Exercise directions »
Provide only the number of lines in the following data that contain "BUILDERS".

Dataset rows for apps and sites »
********
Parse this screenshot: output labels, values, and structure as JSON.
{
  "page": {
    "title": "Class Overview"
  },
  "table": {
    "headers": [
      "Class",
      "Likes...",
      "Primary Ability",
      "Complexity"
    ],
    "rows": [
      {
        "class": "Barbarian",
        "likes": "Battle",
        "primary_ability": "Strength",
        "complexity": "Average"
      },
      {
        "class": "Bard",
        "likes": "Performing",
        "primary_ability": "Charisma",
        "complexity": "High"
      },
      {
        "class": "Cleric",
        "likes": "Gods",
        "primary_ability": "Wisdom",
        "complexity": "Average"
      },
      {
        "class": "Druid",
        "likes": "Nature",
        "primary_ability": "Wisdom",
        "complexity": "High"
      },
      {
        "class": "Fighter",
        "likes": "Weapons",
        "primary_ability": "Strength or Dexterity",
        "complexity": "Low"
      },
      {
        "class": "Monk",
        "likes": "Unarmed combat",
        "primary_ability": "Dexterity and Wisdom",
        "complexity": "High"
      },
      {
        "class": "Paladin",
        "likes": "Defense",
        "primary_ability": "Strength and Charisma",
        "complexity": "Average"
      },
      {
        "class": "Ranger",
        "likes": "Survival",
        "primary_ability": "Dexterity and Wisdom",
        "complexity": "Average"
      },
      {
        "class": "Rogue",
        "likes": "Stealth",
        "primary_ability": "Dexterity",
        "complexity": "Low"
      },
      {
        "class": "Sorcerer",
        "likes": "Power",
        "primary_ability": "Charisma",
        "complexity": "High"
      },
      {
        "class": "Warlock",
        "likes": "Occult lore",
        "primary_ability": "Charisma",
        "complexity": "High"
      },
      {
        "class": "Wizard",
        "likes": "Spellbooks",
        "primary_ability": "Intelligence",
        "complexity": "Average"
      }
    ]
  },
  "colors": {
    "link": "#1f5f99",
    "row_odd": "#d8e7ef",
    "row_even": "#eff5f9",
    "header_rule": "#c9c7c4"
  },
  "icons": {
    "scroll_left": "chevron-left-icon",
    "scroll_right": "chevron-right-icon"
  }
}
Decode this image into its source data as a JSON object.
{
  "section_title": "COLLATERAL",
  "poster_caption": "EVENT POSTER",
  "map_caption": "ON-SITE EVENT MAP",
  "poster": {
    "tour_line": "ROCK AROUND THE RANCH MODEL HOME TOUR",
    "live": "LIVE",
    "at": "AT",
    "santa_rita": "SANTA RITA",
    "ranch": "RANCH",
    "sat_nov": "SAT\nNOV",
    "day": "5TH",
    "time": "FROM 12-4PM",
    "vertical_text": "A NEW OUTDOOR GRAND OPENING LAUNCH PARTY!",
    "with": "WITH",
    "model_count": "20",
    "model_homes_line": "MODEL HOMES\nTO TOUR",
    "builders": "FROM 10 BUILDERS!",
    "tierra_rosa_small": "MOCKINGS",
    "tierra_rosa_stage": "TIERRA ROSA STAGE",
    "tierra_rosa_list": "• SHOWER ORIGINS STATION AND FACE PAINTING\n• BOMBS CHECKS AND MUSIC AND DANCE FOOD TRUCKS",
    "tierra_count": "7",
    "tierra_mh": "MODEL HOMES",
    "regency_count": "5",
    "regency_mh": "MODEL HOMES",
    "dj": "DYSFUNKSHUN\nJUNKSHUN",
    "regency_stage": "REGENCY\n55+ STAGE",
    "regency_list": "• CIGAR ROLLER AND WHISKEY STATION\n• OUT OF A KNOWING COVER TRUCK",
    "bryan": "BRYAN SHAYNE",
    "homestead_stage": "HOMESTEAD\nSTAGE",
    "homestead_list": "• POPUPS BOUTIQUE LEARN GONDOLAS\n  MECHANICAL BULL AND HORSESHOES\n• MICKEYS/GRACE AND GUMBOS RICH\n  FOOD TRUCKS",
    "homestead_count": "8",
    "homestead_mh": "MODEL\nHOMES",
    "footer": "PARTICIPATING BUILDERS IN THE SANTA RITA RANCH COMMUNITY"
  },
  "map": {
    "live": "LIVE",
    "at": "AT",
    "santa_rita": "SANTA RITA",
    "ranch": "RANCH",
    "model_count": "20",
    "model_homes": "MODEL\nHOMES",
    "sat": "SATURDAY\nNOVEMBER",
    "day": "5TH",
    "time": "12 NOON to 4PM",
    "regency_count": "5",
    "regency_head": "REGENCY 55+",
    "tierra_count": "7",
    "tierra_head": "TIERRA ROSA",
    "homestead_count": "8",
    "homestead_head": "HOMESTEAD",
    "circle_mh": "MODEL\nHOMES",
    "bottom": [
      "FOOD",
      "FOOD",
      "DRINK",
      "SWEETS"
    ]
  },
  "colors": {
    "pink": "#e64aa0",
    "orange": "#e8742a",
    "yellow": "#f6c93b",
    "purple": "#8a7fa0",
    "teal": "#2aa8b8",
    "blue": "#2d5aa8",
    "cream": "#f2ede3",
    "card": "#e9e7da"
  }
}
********
Output of the task »
2